News / 

Smelling Smoke in Movies: Group Faults Films That Show Smoking

Save Story

Estimated read time: 2-3 minutes

This archived news story is available only for your personal, non-commercial use. Information in the story may be outdated or superseded by additional information. Reading or replaying the story in its archived form does not constitute a republication of the story.

Hollywood came under fire Friday by an anti-smoking group for featuring smoking scenes in such PG-13 rated movies as Anger Management,''Down With Love'' and ``X2: X-Men United.''

Research conducted by STARS, a program of Sacramento-based American Lung Association of Sacramento-Emigrant Trails, found a prevalence of tobacco use in films being marketed to youths.

It's one of those things that I don't think a lot of people notice,'' said Kori Titus, executive director of STARS, which draws attention to the use of tobacco in movies.It's just a Hollywood image that people have come to accept. But a lot of these movies are directed toward young people at an age when they start to get addicted.''

Not all recent films failed the smoking test.

Bruce Almighty,''Daddy Day Care'' and The Matrix Reloaded,'' were all praised by the organization for either leaving tobacco out or showing it as an unpopular or unhealthy habit. The prequel toReloaded,'' 1999's ``The Matrix,'' did contain smoking.

But such examples proved to be the exception in STARS' review of 145 recent top 10 movies that played between May 31, 2002, and last weekend.

Of the movies reviewed, 106 featured tobacco use. While 76 percent of the 46 R-rated movies depicted tobacco use, 82 percent of the PG-13-rated movies did. Also, of the 18 PG-rated movies, 39 percent (seven movies) contained tobacco.

The amount of tobacco use and the pro-tobacco messages are even worse than we anticipated,'' Titus said.The trend we're seeing is that moviemakers are willing to cut back on violence and sexual content to acquire the PG-13 rating, but are either unable or unwilling to consider cutting back on what amounts to tobacco advertising to young people.''

Calls to the tobacco industry were not immediately returned Friday.

The review group, which was comprised of adults and teenagers, also rated the movies according to the perceived tobacco messages in them, the amount of tobacco used, who's using it and where.

Reviewers said just 30 percent of the movies researched either had no tobacco scenes or portrayed the effects of tobacco use. Meanwhile, 39 percent had either pro-tobacco or glamorous portrayals of smoking.

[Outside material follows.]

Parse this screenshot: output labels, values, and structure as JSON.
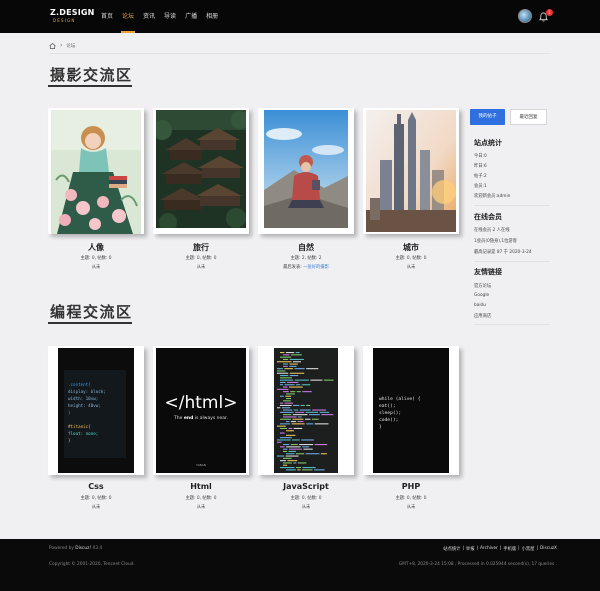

In addition, the research showed a growing percentage of films allowing identification of specific tobacco brands, which critics said represents the lingering effects of extensive product placement campaigns of the 1970s and '80s.

``While tobacco companies swore off product placement during the late 1980s, persistent brand identification in movies may suggest a continuing tobacco industry presence,'' said Curtis Mekemson, a researcher and consultant with the American Lung Association of Sacramento-Emigrant Trails.


(The Los Angeles Daily News web site is at

c.2003 Los Angeles Daily News

Most recent News stories


Get informative articles and interesting stories delivered to your inbox weekly. Subscribe to the Trending 5.
By subscribing, you acknowledge and agree to's Terms of Use and Privacy Policy.

KSL Weather Forecast